Your response should consist of the full data, set down exactly.

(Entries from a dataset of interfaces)
____________________

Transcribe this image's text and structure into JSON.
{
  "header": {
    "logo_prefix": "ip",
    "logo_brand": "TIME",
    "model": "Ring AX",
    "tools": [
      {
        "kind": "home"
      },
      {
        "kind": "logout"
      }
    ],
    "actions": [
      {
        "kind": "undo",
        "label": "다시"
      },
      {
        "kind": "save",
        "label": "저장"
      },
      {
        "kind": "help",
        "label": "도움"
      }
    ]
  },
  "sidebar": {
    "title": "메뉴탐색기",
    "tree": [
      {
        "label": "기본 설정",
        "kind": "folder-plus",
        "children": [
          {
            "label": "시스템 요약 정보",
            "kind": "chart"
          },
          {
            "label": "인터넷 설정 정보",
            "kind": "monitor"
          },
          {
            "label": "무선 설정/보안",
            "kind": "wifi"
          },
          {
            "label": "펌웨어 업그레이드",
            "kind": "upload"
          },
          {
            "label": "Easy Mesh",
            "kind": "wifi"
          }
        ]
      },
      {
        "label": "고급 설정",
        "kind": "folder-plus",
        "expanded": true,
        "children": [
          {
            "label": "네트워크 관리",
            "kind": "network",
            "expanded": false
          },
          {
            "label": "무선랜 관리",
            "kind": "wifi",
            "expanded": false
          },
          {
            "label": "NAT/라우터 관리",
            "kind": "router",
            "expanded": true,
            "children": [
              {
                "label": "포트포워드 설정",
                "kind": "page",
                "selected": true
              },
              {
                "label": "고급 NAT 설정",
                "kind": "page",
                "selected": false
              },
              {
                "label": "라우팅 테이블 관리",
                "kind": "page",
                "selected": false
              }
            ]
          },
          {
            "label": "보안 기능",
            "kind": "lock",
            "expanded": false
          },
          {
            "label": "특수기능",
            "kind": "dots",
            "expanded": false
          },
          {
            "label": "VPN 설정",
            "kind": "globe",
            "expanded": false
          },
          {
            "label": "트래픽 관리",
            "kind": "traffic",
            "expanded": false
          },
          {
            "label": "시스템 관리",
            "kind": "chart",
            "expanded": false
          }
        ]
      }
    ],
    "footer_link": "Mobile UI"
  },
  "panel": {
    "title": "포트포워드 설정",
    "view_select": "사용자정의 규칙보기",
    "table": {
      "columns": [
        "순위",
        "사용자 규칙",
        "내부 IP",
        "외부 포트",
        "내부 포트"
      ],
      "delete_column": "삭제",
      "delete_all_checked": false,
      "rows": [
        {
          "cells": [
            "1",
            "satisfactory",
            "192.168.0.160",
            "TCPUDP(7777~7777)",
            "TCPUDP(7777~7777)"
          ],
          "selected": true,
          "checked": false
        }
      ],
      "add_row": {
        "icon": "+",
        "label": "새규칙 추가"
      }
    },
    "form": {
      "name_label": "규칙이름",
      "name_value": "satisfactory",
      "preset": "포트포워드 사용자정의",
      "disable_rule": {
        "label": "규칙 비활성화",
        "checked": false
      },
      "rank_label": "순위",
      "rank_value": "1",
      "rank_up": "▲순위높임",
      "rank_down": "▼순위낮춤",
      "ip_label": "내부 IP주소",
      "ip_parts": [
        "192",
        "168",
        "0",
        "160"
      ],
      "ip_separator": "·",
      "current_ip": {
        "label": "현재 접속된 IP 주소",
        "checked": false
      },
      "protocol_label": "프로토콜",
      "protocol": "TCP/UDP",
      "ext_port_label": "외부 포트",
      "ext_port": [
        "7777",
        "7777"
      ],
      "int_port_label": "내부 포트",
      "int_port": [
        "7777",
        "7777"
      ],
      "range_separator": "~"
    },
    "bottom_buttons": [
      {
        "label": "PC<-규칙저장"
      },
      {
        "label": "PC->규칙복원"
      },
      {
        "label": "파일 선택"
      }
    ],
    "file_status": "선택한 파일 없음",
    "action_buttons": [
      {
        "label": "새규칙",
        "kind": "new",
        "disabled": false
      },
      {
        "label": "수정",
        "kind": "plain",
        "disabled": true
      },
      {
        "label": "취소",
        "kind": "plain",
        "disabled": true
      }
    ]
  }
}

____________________

Reply to the exercise
Transcribe this image's text and structure into JSON.
{
  "header": {
    "logo_prefix": "ip",
    "logo_brand": "TIME",
    "model": "Ring AX",
    "tools": [
      {
        "kind": "home"
      },
      {
        "kind": "logout"
      }
    ],
    "actions": [
      {
        "kind": "undo",
        "label": "다시"
      },
      {
        "kind": "save",
        "label": "저장"
      },
      {
        "kind": "help",
        "label": "도움"
      }
    ]
  },
  "sidebar": {
    "title": "메뉴탐색기",
    "tree": [
      {
        "label": "기본 설정",
        "kind": "folder-plus",
        "children": [
          {
            "label": "시스템 요약 정보",
            "kind": "chart"
          },
          {
            "label": "인터넷 설정 정보",
            "kind": "monitor"
          },
          {
            "label": "무선 설정/보안",
            "kind": "wifi"
          },
          {
            "label": "펌웨어 업그레이드",
            "kind": "upload"
          },
          {
            "label": "Easy Mesh",
            "kind": "wifi"
          }
        ]
      },
      {
        "label": "고급 설정",
        "kind": "folder-plus",
        "expanded": true,
        "children": [
          {
            "label": "네트워크 관리",
            "kind": "network",
            "expanded": false
          },
          {
            "label": "무선랜 관리",
            "kind": "wifi",
            "expanded": false
          },
          {
            "label": "NAT/라우터 관리",
            "kind": "router",
            "expanded": true,
            "children": [
              {
                "label": "포트포워드 설정",
                "kind": "page",
                "selected": true
              },
              {
                "label": "고급 NAT 설정",
                "kind": "page",
                "selected": false
              },
              {
                "label": "라우팅 테이블 관리",
                "kind": "page",
                "selected": false
              }
            ]
          },
          {
            "label": "보안 기능",
            "kind": "lock",
            "expanded": false
          },
          {
            "label": "특수기능",
            "kind": "dots",
            "expanded": false
          },
          {
            "label": "VPN 설정",
            "kind": "globe",
            "expanded": false
          },
          {
            "label": "트래픽 관리",
            "kind": "traffic",
            "expanded": false
          },
          {
            "label": "시스템 관리",
            "kind": "chart",
            "expanded": false
          }
        ]
      }
    ],
    "footer_link": "Mobile UI"
  },
  "panel": {
    "title": "포트포워드 설정",
    "view_select": "사용자정의 규칙보기",
    "table": {
      "columns": [
        "순위",
        "사용자 규칙",
        "내부 IP",
        "외부 포트",
        "내부 포트"
      ],
      "delete_column": "삭제",
      "delete_all_checked": false,
      "rows": [
        {
          "cells": [
            "1",
            "satisfactory",
            "192.168.0.160",
            "TCPUDP(7777~7777)",
            "TCPUDP(7777~7777)"
          ],
          "selected": true,
          "checked": false
        }
      ],
      "add_row": {
        "icon": "+",
        "label": "새규칙 추가"
      }
    },
    "form": {
      "name_label": "규칙이름",
      "name_value": "satisfactory",
      "preset": "포트포워드 사용자정의",
      "disable_rule": {
        "label": "규칙 비활성화",
        "checked": false
      },
      "rank_label": "순위",
      "rank_value": "1",
      "rank_up": "▲순위높임",
      "rank_down": "▼순위낮춤",
      "ip_label": "내부 IP주소",
      "ip_parts": [
        "192",
        "168",
        "0",
        "160"
      ],
      "ip_separator": "·",
      "current_ip": {
        "label": "현재 접속된 IP 주소",
        "checked": false
      },
      "protocol_label": "프로토콜",
      "protocol": "TCP/UDP",
      "ext_port_label": "외부 포트",
      "ext_port": [
        "7777",
        "7777"
      ],
      "int_port_label": "내부 포트",
      "int_port": [
        "7777",
        "7777"
      ],
      "range_separator": "~"
    },
    "bottom_buttons": [
      {
        "label": "PC<-규칙저장"
      },
      {
        "label": "PC->규칙복원"
      },
      {
        "label": "파일 선택"
      }
    ],
    "file_status": "선택한 파일 없음",
    "action_buttons": [
      {
        "label": "새규칙",
        "kind": "new",
        "disabled": false
      },
      {
        "label": "수정",
        "kind": "plain",
        "disabled": true
      },
      {
        "label": "취소",
        "kind": "plain",
        "disabled": true
      }
    ]
  }
}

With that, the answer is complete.